## [REQUIRED WORK]
A faithful copy of the entries is needed, one that leaves out the pictures.

## [RECORDS TO USE]
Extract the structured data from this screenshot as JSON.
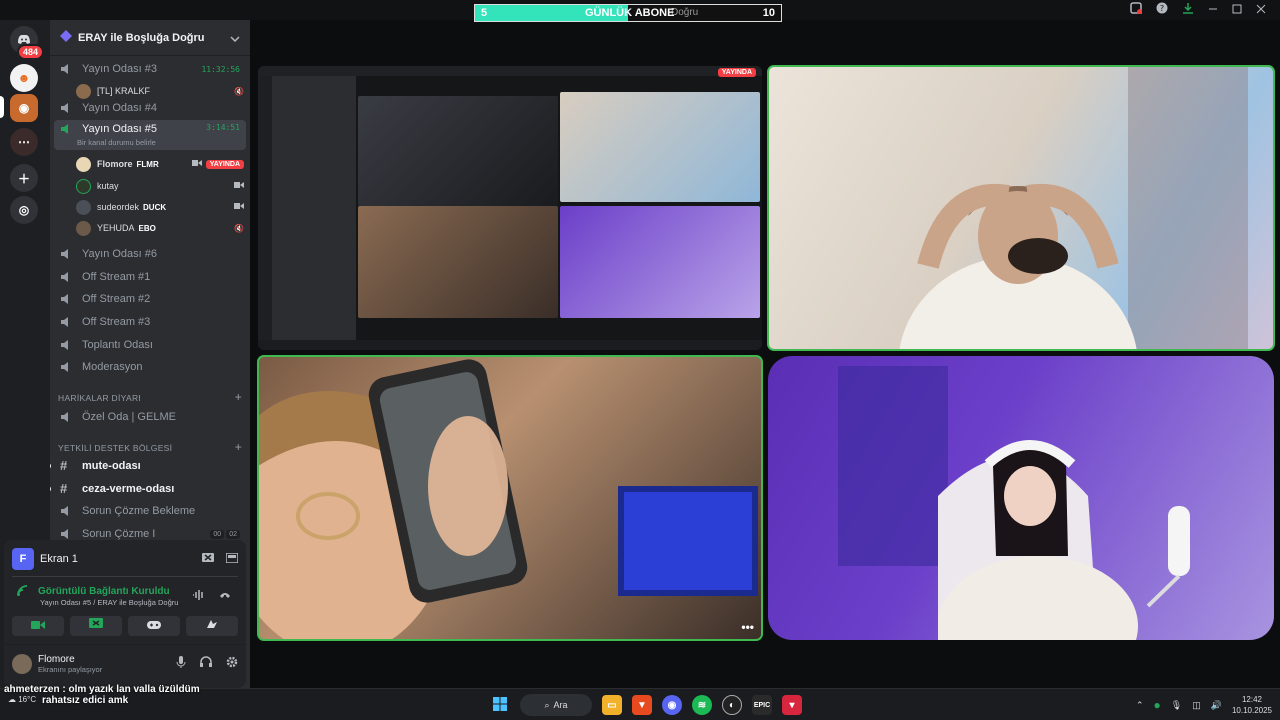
{
  "overlay": {
    "abone_left": "5",
    "abone_label": "GÜNLÜK ABONE",
    "abone_behind": "Doğru",
    "abone_right": "10",
    "abone_progress": 0.5
  },
  "rail": {
    "badge": "484",
    "accent": "#5865f2"
  },
  "server": {
    "name": "ERAY ile Boşluğa Doğru"
  },
  "channels": [
    {
      "name": "Yayın Odası #3",
      "time": "11:32:56"
    },
    {
      "name": "Yayın Odası #4"
    },
    {
      "name": "Yayın Odası #5",
      "time": "3:14:51",
      "status": "Bir kanal durumu belirle"
    },
    {
      "name": "Yayın Odası #6"
    },
    {
      "name": "Off Stream #1"
    },
    {
      "name": "Off Stream #2"
    },
    {
      "name": "Off Stream #3"
    },
    {
      "name": "Toplantı Odası"
    },
    {
      "name": "Moderasyon"
    },
    {
      "name": "Özel Oda | GELME"
    },
    {
      "name": "mute-odası"
    },
    {
      "name": "ceza-verme-odası"
    },
    {
      "name": "Sorun Çözme Bekleme"
    },
    {
      "name": "Sorun Çözme I",
      "count_a": "00",
      "count_b": "02"
    }
  ],
  "voice_users": [
    {
      "name": "[TL] KRALKF"
    },
    {
      "name": "Flomore",
      "tag": "FLMR",
      "live": "YAYINDA"
    },
    {
      "name": "kutay"
    },
    {
      "name": "sudeordek",
      "tag": "DUCK"
    },
    {
      "name": "YEHUDA",
      "tag": "EBO"
    }
  ],
  "categories": [
    {
      "name": "HARİKALAR DİYARI"
    },
    {
      "name": "YETKİLİ DESTEK BÖLGESİ"
    }
  ],
  "voice_panel": {
    "screen_initial": "F",
    "screen_name": "Ekran 1",
    "connection": "Görüntülü Bağlantı Kuruldu",
    "location": "Yayın Odası #5 / ERAY ile Boşluğa Doğru",
    "user": "Flomore",
    "user_status": "Ekranını paylaşıyor"
  },
  "stream_tiles": [
    {
      "id": "screen-share",
      "speaking": false,
      "colors": [
        "#3a3c44",
        "#1a1b1e"
      ],
      "live": "YAYINDA"
    },
    {
      "id": "cam-man",
      "speaking": true,
      "colors": [
        "#d8cdbf",
        "#8fb7d8"
      ]
    },
    {
      "id": "cam-phone",
      "speaking": true,
      "colors": [
        "#8a6b52",
        "#3a2e28"
      ]
    },
    {
      "id": "cam-girl",
      "speaking": false,
      "colors": [
        "#6b3fc9",
        "#b9a3e8"
      ]
    }
  ],
  "chat": [
    {
      "user": "ahmeterzen",
      "text": "olm yazık lan valla üzüldüm"
    },
    {
      "user": "",
      "text": "rahatsız edici amk"
    }
  ],
  "taskbar": {
    "search": "Ara",
    "weather": "16°C",
    "time": "12:42",
    "date": "10.10.2025"
  }
}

## [OUTPUT FOR THIS EXERCISE]
Extract the structured data from this screenshot as JSON.
{
  "overlay": {
    "abone_left": "5",
    "abone_label": "GÜNLÜK ABONE",
    "abone_behind": "Doğru",
    "abone_right": "10",
    "abone_progress": 0.5
  },
  "rail": {
    "badge": "484",
    "accent": "#5865f2"
  },
  "server": {
    "name": "ERAY ile Boşluğa Doğru"
  },
  "channels": [
    {
      "name": "Yayın Odası #3",
      "time": "11:32:56"
    },
    {
      "name": "Yayın Odası #4"
    },
    {
      "name": "Yayın Odası #5",
      "time": "3:14:51",
      "status": "Bir kanal durumu belirle"
    },
    {
      "name": "Yayın Odası #6"
    },
    {
      "name": "Off Stream #1"
    },
    {
      "name": "Off Stream #2"
    },
    {
      "name": "Off Stream #3"
    },
    {
      "name": "Toplantı Odası"
    },
    {
      "name": "Moderasyon"
    },
    {
      "name": "Özel Oda | GELME"
    },
    {
      "name": "mute-odası"
    },
    {
      "name": "ceza-verme-odası"
    },
    {
      "name": "Sorun Çözme Bekleme"
    },
    {
      "name": "Sorun Çözme I",
      "count_a": "00",
      "count_b": "02"
    }
  ],
  "voice_users": [
    {
      "name": "[TL] KRALKF"
    },
    {
      "name": "Flomore",
      "tag": "FLMR",
      "live": "YAYINDA"
    },
    {
      "name": "kutay"
    },
    {
      "name": "sudeordek",
      "tag": "DUCK"
    },
    {
      "name": "YEHUDA",
      "tag": "EBO"
    }
  ],
  "categories": [
    {
      "name": "HARİKALAR DİYARI"
    },
    {
      "name": "YETKİLİ DESTEK BÖLGESİ"
    }
  ],
  "voice_panel": {
    "screen_initial": "F",
    "screen_name": "Ekran 1",
    "connection": "Görüntülü Bağlantı Kuruldu",
    "location": "Yayın Odası #5 / ERAY ile Boşluğa Doğru",
    "user": "Flomore",
    "user_status": "Ekranını paylaşıyor"
  },
  "stream_tiles": [
    {
      "id": "screen-share",
      "speaking": false,
      "colors": [
        "#3a3c44",
        "#1a1b1e"
      ],
      "live": "YAYINDA"
    },
    {
      "id": "cam-man",
      "speaking": true,
      "colors": [
        "#d8cdbf",
        "#8fb7d8"
      ]
    },
    {
      "id": "cam-phone",
      "speaking": true,
      "colors": [
        "#8a6b52",
        "#3a2e28"
      ]
    },
    {
      "id": "cam-girl",
      "speaking": false,
      "colors": [
        "#6b3fc9",
        "#b9a3e8"
      ]
    }
  ],
  "chat": [
    {
      "user": "ahmeterzen",
      "text": "olm yazık lan valla üzüldüm"
    },
    {
      "user": "",
      "text": "rahatsız edici amk"
    }
  ],
  "taskbar": {
    "search": "Ara",
    "weather": "16°C",
    "time": "12:42",
    "date": "10.10.2025"
  }
}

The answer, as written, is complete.